A  B  C  D  E  F  G  H  I  J  K  L  M  N  O  P  Q  R  S  T  U  V  W  XYZ


    Very hard water and soft water create problems for baked goods. Tap water of medium hardness and without noticeable chlorination or other off odors is suitable. Bottled water may be used in very hard water regions.


    To use a scale to determine the weight of ingredients, dough pieces, the baked product or net weight.

    Wheat flour:

    Flour milled from soft (lower protein) red or white wheat for cakes, pastries, waffles, and other products, or hard white or red wheat for pizza crust, yeast breads, bagels, and
    some rolls or hearth breads. High-protein durum wheat will be used for flour or semolina for some specialty breads, but is primarily a pasta wheat.


    Beating a food lightly and rapidly with a mixer, whisk or beater to incorporate air and increase volume.


    To beat ingredients together, using a wire whip or whisk, until well blended.

    White chocolate:

    A mixture of sugar, cocoa butter, milk solids, lecithin, and vanilla. If cocoa butter is not mentioned, the product is confectionary or summer coating, not white chocolate. It is not a true chocolate due to no chocolate liquor present. Chips or pieces and coating chunks are popular home baking ingredients.

    Whole grain:

    Whole grain Using whole kernel or ground whole kernels of a grain (barley, corn, oats, wheat, soy, rye) in a food at 51% or more of the flour weight. There must be more flour than sugar and fat for the food to be a“grain food” product. 16 grams of whole grain flour or meal per serving is 1/3 of the daily need for whole grain in a diet.

    Whole wheat flour:

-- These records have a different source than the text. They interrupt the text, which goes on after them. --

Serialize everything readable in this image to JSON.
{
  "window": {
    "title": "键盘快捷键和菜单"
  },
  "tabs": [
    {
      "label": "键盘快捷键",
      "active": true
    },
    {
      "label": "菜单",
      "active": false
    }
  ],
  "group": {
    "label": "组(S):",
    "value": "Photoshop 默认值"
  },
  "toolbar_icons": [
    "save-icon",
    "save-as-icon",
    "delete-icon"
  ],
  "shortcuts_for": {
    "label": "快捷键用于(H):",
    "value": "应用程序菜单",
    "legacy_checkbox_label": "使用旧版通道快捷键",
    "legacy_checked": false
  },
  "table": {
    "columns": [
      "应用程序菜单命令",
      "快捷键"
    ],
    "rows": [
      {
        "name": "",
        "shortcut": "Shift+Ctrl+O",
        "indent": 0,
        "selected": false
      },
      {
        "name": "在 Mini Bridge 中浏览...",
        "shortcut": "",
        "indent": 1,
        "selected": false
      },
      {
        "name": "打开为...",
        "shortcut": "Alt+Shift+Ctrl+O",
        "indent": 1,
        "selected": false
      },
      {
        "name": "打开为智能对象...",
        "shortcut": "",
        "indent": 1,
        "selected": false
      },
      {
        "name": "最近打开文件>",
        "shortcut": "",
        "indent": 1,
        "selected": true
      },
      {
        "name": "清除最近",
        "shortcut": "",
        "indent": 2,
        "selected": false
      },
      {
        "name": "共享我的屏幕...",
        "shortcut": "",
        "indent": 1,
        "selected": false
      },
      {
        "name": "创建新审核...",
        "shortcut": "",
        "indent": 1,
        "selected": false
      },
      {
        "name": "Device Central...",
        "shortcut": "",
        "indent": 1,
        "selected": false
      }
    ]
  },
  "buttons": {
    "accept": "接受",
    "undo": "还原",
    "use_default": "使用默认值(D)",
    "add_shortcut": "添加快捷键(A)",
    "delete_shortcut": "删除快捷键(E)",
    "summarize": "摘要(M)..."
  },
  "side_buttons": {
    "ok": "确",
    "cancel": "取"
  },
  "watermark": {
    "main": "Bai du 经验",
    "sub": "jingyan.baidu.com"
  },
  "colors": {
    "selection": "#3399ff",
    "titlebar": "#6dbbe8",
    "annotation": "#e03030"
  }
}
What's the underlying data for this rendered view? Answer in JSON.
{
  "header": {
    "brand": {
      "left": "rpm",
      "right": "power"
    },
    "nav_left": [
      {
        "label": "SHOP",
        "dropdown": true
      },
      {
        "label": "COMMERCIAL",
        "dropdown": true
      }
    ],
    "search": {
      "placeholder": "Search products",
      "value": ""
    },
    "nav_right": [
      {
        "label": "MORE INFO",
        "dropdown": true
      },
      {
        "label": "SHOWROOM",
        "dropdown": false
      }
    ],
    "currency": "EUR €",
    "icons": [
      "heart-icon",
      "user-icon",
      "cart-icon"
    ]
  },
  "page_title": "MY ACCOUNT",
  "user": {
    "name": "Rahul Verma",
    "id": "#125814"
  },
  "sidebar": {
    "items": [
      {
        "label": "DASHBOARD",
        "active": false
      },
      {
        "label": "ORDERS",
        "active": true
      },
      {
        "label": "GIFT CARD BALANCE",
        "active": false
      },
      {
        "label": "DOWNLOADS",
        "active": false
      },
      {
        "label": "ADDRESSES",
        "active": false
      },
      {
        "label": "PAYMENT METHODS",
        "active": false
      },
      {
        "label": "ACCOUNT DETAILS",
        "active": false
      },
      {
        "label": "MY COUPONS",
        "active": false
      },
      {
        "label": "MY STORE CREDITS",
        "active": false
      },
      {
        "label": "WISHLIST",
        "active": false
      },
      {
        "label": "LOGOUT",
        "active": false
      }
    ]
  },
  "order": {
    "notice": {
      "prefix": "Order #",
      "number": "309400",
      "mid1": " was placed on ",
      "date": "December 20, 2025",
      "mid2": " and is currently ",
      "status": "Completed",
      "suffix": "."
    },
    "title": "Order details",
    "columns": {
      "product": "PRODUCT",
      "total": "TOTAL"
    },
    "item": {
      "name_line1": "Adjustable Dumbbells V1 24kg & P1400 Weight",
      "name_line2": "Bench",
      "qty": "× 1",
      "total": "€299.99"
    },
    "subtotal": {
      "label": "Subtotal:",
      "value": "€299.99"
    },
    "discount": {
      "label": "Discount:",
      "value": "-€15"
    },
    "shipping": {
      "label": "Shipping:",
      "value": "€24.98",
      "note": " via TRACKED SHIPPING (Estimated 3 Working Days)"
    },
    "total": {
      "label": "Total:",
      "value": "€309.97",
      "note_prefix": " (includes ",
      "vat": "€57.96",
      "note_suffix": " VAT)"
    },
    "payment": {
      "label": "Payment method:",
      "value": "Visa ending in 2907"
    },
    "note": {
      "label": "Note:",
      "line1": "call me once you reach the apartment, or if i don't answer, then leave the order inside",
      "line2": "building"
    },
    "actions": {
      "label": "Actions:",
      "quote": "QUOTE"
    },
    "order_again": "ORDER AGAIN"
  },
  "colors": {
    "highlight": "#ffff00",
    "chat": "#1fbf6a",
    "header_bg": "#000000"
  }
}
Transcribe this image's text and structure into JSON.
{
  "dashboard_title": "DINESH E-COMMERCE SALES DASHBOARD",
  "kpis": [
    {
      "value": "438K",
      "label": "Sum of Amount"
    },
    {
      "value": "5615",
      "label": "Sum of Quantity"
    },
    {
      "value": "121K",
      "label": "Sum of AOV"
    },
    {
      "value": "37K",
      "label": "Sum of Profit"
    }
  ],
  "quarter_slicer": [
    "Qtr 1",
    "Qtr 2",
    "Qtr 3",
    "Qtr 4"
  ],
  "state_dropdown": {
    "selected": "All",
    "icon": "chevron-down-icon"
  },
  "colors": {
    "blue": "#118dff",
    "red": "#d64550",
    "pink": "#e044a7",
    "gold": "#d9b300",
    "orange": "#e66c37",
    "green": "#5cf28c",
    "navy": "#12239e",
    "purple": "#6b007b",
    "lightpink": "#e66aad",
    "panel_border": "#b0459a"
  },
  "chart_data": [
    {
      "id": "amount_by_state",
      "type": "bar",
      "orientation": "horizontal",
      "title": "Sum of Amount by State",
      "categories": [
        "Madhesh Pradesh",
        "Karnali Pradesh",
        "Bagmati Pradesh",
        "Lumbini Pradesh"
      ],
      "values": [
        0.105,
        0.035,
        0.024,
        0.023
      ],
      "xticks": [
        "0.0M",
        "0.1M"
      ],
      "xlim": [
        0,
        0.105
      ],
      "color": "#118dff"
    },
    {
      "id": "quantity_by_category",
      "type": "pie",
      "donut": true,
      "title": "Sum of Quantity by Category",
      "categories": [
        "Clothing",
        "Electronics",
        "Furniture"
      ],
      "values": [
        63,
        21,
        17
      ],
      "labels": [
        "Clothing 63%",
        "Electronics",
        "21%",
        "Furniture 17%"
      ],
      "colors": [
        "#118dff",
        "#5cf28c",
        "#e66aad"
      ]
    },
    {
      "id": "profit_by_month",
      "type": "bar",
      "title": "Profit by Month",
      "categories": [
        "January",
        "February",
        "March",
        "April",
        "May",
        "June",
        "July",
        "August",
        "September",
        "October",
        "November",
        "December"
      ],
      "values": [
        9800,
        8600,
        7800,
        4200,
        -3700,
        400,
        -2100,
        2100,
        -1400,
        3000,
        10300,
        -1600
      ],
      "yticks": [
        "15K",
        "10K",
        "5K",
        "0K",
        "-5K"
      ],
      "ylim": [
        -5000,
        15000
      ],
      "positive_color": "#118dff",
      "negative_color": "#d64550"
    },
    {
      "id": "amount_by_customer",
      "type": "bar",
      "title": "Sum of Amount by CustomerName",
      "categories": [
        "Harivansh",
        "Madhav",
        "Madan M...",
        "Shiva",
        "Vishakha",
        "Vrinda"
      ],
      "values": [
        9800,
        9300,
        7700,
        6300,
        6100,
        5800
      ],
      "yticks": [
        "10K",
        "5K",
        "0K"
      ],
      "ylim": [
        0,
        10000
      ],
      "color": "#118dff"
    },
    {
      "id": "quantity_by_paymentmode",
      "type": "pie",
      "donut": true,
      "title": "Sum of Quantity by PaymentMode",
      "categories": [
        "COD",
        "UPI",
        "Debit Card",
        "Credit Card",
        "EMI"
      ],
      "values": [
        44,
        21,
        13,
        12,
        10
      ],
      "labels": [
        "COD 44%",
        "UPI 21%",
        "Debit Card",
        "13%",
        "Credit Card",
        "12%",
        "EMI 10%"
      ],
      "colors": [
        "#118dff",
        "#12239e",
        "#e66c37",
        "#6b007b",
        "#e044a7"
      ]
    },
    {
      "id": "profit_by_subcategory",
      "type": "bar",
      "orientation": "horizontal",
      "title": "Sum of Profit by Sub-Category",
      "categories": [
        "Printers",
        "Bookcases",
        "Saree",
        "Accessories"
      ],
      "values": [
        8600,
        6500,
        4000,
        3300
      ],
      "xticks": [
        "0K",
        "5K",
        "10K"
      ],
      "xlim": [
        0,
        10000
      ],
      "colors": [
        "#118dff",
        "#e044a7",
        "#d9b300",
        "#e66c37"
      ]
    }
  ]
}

    Flour produced from the whole kernel of wheat. Also called graham flour. It is usually produced in flour mills but may be ground in a mill using a stone grinding process.